contact us Search: Tutorials C++ Language Exceptions Exceptions Exceptions provide a way to react to exceptional circumstances (like runtime errors) in programs by transferring control to special functions called handlers. Every data member inside your object should clean up its own mess. share|improve this answer edited Mar 2 '14 at 1:38 answered Mar 1 '14 at 23:43 ApproachingDarknessFish 66139 I'm sure none of those error messages even point to the real Check This Out For example, if someone says throw Foo(), the stack will be unwound so all the stack frames between the throw Foo() and the } catch (Foo e) { will get popped.

The benefits outweigh the costs. char* copy2 = new char[strlen(copy) + strlen(s2) + 1]; // append s2 strcpy(copy2, copy); // onto the strcpy(copy2 + strlen(copy), s2); // end of delete[] copy; // copy... return Success; } By intermixing the good/happy path with the bad/error path, it's harder to see what the code is supposed to do. But do not throw an exception!

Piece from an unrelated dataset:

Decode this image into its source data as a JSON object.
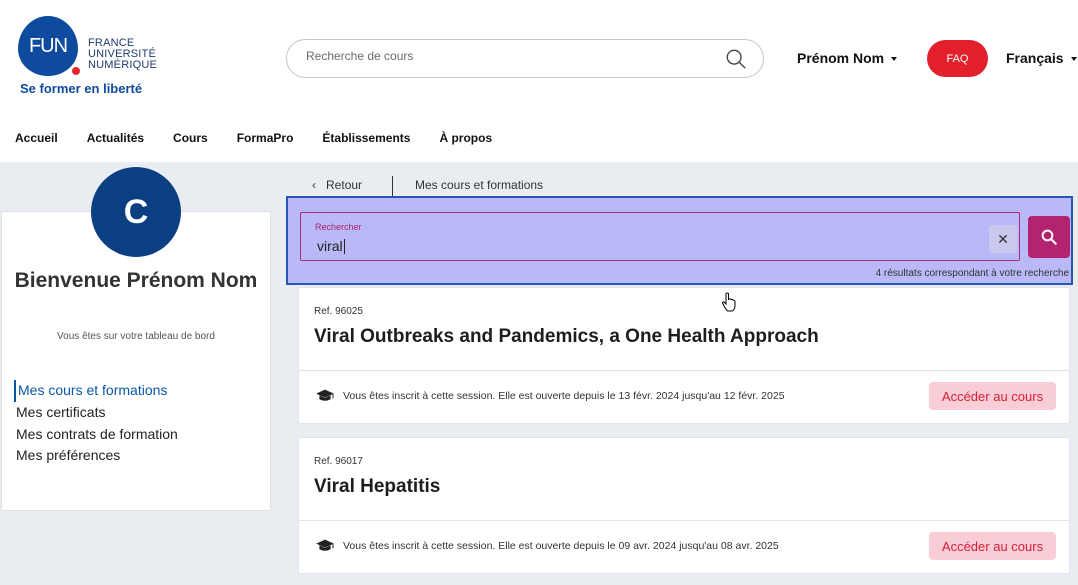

Win32 API, then you can use the following function (as suggested before): MessageBox(NULL,"An error has occurred because you didn't use this program correctly!", "Error!", MB_OK); If you need something more fancy Throw an exception. and a fatal error in my code? 2 replies hey, kind of new to c++ started working with functions and am trying to write program using them trying to make hangman